Body goals should not be frowned upon despite self-love rhetoric
By CHARIS QI
Sit down, flip through any modern fashion magazine and there you see it: a picture of that flawless model, with a stunning figure and perfect proportions.
In recent years, body image and its connection to society’s expectation have been a popular yet controversial topic. While magazine writers and photographers continue to pump out photos of picture-perfect and maybe even photoshopped models, many people, especially women, have taken a stance against these pictures. Going hand in hand with the rising feminism movement, #loveyourself and many other similar slogans have become a trend on social media.
It is easy to boast self-love and acceptance through a phone screen. However, to what extent have people’s mindsets about their insecurities really changed?
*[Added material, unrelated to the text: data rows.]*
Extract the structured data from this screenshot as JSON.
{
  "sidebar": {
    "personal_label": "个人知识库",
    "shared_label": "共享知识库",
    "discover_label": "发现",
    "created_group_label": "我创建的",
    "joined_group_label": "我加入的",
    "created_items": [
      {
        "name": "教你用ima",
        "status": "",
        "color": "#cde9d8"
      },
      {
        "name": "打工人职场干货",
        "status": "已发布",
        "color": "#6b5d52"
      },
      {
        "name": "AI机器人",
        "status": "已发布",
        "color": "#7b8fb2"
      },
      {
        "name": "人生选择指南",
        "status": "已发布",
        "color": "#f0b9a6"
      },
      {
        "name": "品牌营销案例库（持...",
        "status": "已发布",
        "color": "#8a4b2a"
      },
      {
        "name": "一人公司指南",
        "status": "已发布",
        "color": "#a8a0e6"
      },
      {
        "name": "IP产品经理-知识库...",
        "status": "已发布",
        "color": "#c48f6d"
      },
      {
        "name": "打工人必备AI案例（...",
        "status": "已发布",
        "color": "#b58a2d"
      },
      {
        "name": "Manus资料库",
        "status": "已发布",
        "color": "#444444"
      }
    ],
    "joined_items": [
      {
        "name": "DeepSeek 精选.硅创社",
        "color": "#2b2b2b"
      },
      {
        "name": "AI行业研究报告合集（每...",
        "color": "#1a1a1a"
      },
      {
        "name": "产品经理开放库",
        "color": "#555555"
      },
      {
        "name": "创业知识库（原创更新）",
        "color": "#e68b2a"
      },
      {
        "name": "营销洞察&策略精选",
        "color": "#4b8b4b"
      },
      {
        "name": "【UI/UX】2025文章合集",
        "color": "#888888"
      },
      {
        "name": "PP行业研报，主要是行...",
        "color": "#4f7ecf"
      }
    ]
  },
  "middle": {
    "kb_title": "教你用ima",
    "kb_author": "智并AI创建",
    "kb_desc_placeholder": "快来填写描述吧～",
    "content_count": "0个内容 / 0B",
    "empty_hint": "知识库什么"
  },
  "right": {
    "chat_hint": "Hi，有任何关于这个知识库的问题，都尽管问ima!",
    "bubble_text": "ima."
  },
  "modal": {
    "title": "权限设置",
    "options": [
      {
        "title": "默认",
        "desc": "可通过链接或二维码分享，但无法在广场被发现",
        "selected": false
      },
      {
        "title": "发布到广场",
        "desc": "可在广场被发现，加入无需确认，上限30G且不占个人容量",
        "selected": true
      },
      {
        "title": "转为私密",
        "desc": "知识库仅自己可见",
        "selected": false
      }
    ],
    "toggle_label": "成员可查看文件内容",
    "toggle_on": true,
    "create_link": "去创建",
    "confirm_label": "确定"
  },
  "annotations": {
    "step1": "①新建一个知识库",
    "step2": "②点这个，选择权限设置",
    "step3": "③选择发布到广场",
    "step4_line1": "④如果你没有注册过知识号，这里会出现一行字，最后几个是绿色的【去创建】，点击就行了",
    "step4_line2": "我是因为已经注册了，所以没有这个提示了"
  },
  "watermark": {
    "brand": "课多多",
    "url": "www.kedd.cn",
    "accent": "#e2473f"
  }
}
Although some people may have slightly altered their views on their own body, statements of “I’m too fat” or “I’m too skinny” are still floating around fitting rooms of clothing stores. Many people can say without a doubt that, when they look in the mirror, they can still point out a thousand flaws on their bodies.
Perhaps, it is time to change all our perception of body images. After all, forced acceptance does not seem to be going far. If people really cannot accept their body figure, then maybe a different change is needed.
In other words: instead of forcing yourself to be happy with your physique, change it. Sometimes, it may be easier to change your appearance than to lie about being satisfied with your appearance. The most important factor though, is to use a healthy and beneficial process to change your body.
In most cases, change directly pertains to losing weight. If done through means of exercising and eating healthier, losing excess weight comes with many health benefits, such as decreased risk of diabetes, decreased risk of heart disease, and lowered heart pressure. In addition, losing excess weight can help you be more happy with your body, thus improving your mental and emotional health.
Nevertheless, changing your figure does not mean damaging it. Sometimes, your ideal body type may not be “ideal” if it is not healthy. Similarly, it is not healthy to be obsessive with your ideal body or the numbers on the scale. Having an “acceptable” body should not be a number one priority, and if you are too obsessed with losing weight, your physical and even emotional health will be at stake.
This is why changing your body should be a positive process—not one in which you constantly push yourself to eat less, wear tighter clothes or give up your recreational activities. An optimistic process means one that is not morally or physically degrading.
Ultimately, this confident change is good. It is a compromise between what you want and what you have. Currently, females are pressured to fit in and accept her own body. Nonetheless, losing excess weight can be a compromise between what society wants these women to feel and what they really feel. In this way, women and girls are not longer torn between relenting to society’s expectations of having a fit body or relenting to society’s expectation of breaking free of the norm and being content with their bodies.
Now, gone is the frustration of having a flawless body, and coming up next is the happy, healthy body you deserve to have.